▶ WORK REQUEST: Please restate word for word, and with nothing added, the lines that run from the one holding "Parse this screenshot: output" to the end of the entries below.

▶ Stored items:
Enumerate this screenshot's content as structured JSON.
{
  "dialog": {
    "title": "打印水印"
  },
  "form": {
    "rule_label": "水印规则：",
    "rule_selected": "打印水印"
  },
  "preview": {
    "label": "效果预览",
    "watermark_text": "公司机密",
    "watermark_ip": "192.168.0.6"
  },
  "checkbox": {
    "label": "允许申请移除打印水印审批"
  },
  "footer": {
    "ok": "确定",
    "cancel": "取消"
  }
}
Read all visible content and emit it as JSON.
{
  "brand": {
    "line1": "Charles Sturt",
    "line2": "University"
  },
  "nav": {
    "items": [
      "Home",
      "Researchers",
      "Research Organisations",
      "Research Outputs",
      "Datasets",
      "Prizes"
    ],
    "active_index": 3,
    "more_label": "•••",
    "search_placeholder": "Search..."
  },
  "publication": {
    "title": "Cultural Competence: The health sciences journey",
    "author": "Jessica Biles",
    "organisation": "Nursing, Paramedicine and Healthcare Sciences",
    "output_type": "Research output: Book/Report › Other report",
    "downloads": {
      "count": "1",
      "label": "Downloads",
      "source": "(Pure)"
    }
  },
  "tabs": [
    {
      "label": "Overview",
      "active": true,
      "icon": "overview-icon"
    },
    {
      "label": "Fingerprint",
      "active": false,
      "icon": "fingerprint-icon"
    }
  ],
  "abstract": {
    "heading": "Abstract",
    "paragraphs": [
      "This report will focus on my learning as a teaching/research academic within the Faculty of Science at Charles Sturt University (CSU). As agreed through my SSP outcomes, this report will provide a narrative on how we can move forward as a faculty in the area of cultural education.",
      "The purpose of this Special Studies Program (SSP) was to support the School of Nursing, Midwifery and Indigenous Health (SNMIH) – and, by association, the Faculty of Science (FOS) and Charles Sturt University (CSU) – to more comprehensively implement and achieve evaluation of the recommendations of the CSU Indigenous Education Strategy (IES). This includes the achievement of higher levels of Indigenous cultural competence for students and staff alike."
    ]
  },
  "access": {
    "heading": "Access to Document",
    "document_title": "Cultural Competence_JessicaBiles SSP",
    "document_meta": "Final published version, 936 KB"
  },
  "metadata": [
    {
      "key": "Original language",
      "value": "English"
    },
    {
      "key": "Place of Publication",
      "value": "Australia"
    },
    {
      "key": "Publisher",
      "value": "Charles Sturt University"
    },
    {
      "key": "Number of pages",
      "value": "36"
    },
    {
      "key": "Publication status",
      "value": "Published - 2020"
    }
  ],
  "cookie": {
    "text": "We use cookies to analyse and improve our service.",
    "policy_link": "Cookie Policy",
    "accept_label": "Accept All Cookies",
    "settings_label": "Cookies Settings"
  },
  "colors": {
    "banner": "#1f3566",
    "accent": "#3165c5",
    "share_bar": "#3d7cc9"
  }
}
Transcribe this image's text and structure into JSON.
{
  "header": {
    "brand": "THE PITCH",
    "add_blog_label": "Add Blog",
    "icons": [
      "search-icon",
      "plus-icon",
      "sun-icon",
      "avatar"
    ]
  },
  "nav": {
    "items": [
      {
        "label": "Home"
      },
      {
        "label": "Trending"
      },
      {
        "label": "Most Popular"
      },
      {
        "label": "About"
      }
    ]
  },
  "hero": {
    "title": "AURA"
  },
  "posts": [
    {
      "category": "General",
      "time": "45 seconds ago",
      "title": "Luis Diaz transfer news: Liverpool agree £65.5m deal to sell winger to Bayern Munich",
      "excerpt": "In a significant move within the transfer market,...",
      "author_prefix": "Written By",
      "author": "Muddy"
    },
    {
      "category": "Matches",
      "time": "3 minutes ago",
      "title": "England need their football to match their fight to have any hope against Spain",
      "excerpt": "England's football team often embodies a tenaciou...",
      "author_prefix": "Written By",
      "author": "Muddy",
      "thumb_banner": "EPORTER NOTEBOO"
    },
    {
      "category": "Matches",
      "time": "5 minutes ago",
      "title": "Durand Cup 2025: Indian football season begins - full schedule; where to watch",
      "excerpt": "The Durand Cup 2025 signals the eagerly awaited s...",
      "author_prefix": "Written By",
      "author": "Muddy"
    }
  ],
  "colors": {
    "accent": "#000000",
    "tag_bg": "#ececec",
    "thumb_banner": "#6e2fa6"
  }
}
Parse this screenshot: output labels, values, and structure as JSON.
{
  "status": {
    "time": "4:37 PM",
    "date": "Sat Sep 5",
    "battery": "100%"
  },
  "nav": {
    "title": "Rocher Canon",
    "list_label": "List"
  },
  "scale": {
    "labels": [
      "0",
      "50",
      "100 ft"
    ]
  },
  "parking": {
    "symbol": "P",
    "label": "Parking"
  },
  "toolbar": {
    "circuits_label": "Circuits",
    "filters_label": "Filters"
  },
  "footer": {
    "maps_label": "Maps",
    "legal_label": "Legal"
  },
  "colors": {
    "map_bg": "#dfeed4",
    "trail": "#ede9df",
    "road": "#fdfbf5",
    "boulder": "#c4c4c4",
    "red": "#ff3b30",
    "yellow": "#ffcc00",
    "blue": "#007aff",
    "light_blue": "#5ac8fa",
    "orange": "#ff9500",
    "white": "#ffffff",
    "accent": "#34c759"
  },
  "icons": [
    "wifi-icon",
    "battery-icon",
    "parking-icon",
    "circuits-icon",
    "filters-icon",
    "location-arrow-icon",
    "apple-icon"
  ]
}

▶ YOUR SOLUTION:
Parse this screenshot: output labels, values, and structure as JSON.
{
  "status": {
    "time": "4:37 PM",
    "date": "Sat Sep 5",
    "battery": "100%"
  },
  "nav": {
    "title": "Rocher Canon",
    "list_label": "List"
  },
  "scale": {
    "labels": [
      "0",
      "50",
      "100 ft"
    ]
  },
  "parking": {
    "symbol": "P",
    "label": "Parking"
  },
  "toolbar": {
    "circuits_label": "Circuits",
    "filters_label": "Filters"
  },
  "footer": {
    "maps_label": "Maps",
    "legal_label": "Legal"
  },
  "colors": {
    "map_bg": "#dfeed4",
    "trail": "#ede9df",
    "road": "#fdfbf5",
    "boulder": "#c4c4c4",
    "red": "#ff3b30",
    "yellow": "#ffcc00",
    "blue": "#007aff",
    "light_blue": "#5ac8fa",
    "orange": "#ff9500",
    "white": "#ffffff",
    "accent": "#34c759"
  },
  "icons": [
    "wifi-icon",
    "battery-icon",
    "parking-icon",
    "circuits-icon",
    "filters-icon",
    "location-arrow-icon",
    "apple-icon"
  ]
}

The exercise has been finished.